Heart Beat: August 2011


Angiotensin receptor blockers (ARBs), a commonly used class of blood pressure medications, do not increase cancer risk, according to a one-year safety review conducted by the U.S. Food and Drug Administration (FDA). The FDA, prompted by a 2010 study that suggested a small risk associated with ARBs, analyzed the data from more than 155,000 patients in 31 randomized clinical trials. ARBs are primarily used to treat hypertension, but also heart failure, cardiovascular risk reduction and diabetic kidney disease. ARBs include valsartan (Diovan), losartan (Cozaar), and irbesartan (Avapro). The FDA, in addition to ruling out an increased cancer risk associated with ARBs, also reminded patients not to stop taking their anti-hypertensive medications without first consulting with their doctors. ARBs work by reducing the presence of a chemical that causes the muscles around blood vessels to constrict, thus narrowing the vessels and increasing blood pressure. ARBs are commonly used to treat hypertension in patients with heart failure and kidney disease, as well as patients with an enlarged heart.
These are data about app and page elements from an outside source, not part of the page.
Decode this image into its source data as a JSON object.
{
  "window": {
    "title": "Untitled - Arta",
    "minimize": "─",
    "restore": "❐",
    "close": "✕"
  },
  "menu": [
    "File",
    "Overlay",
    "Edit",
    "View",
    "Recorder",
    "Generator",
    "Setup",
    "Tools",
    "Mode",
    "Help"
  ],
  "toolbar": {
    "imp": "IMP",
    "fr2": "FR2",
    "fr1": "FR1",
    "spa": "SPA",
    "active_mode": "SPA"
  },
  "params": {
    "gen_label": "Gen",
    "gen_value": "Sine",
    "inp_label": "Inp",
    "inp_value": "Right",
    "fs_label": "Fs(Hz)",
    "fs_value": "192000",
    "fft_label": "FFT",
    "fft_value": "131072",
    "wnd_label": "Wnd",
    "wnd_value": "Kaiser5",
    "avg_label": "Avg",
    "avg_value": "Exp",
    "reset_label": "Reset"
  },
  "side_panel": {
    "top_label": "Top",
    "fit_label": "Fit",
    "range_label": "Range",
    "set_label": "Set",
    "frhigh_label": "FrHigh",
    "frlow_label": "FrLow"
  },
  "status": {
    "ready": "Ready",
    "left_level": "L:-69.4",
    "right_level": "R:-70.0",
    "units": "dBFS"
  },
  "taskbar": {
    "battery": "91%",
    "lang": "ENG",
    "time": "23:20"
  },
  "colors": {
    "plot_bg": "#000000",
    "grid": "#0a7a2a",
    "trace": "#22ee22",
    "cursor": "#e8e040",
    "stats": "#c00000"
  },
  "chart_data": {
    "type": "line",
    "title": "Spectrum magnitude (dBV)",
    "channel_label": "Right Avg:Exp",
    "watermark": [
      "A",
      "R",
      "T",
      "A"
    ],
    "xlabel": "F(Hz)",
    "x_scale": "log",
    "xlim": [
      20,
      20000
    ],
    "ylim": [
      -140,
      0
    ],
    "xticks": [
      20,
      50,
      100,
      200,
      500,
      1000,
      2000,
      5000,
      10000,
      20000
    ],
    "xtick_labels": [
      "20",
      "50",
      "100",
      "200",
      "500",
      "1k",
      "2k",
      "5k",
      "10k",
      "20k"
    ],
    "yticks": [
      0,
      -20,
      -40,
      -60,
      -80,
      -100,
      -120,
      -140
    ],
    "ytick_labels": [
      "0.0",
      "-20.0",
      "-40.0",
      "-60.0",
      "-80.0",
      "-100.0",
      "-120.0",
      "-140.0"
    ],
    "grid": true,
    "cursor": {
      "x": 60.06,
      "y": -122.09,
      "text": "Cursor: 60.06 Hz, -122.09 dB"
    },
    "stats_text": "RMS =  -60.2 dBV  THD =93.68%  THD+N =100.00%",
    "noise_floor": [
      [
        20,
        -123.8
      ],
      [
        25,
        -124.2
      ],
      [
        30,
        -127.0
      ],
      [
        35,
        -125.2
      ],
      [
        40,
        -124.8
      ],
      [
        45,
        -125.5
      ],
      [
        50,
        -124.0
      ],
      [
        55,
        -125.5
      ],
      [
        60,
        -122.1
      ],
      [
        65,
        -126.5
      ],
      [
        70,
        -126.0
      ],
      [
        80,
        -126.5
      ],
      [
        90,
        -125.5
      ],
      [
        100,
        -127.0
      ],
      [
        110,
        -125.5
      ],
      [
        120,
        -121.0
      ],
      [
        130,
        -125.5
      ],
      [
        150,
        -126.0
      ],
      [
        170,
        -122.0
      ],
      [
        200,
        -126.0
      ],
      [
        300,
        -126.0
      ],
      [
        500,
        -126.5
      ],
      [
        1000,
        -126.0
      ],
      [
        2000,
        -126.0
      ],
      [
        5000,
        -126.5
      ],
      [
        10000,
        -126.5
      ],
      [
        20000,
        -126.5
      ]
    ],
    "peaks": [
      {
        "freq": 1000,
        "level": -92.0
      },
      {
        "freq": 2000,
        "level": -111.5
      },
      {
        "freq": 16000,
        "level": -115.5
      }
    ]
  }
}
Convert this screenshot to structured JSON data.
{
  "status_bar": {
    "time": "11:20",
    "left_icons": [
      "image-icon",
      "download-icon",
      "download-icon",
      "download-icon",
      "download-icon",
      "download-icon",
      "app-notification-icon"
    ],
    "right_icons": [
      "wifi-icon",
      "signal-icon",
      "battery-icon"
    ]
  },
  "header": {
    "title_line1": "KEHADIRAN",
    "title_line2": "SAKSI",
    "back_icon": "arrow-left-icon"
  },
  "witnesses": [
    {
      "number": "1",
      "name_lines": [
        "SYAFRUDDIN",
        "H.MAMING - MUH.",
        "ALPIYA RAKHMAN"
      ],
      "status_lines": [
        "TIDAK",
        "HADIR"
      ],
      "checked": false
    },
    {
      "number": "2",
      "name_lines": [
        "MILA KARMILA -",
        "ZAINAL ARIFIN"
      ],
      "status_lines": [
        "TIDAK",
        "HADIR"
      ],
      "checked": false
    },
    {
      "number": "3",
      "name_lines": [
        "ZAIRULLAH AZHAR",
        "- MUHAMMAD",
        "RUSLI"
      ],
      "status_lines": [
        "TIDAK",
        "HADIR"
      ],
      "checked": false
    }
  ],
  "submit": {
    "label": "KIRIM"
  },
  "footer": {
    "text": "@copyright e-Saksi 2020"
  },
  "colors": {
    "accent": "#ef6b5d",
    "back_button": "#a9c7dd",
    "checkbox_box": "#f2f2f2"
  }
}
Open-heart aortic valve replacement surgery and a less invasive catheter-based procedure have similar one-year survival rates in high-risk patients. A study presented June 5 at the Transcatheter Valve Therapies meeting found that a ballon-expandable transcatheter valve replacement procedure in patients at high risk for surgery is just as safe and effective as surgery that requires opening up the chest. Transcatheter valve procedures take about 90 minutes, while open heart surgery can take four to six hours. Patients may be classified as high risk for surgery if they are especially frail or have other medical conditions that would put them at great risk if they were on a heart-lung machine. Aortic valve replacement treats severe aortic stenosis, a condition in which the valve restricts blood flow into the bodyís largest artery.


Many patients with hypertension require multiple medications to lower their blood pressure. In some, however, no number of medications does the trick. For these patients, a solution might lie in a small device that emits electrical impulses, tricking the body into thinking blood pressure has spiked and rallying its forces to lower it. In a study of 265 patients with blood pressure readings of 160/80 mm Hg and higher despite three or more hypertension medications, the device produced systolic pressures of 140 mm Hg or less in 41 percent after six months and in 54 percent after 12 months. At the annual meeting of the American College of Cardiology in April 2011, the researchers explained that 88 percent of study participants responded to the device, which produced a 35 mm Hg drop in blood pressure and, they noted, a decrease in the size of the left ventricle, indicating reduced risk of heart failure.


A program of regular exercise proved superior to beta blockers in treating and even curing an unusual heart condition called Postural Orthostatic Tachycardia Syndrome (POTS). The condition, in which a patientís heart is smaller than it should be, is also known as "Grinch Syndrome" after the Dr. Seuss story "The Grinch Who Stole Christmas," which featured a character whose heart was "two sizes too small." A study comparing the effects of exercise and beta blockers was published in the June issue of Hypertension: Journal of the American Heart Association. POTS is characterized by a rapidly increasing heartbeat, particularly when a patient moves from a prone position to standing upright. Lightheadedness can also accompany this condition, which primarily affects women. The exercise program in the study initially had patients exercising in seated position, such as rowing or using a recumbent bike. From there, patients gradually started exercising in an upright position. Researchers noted that regular exercise would have to be maintained by POTS patients for the improved heart function to continue through life.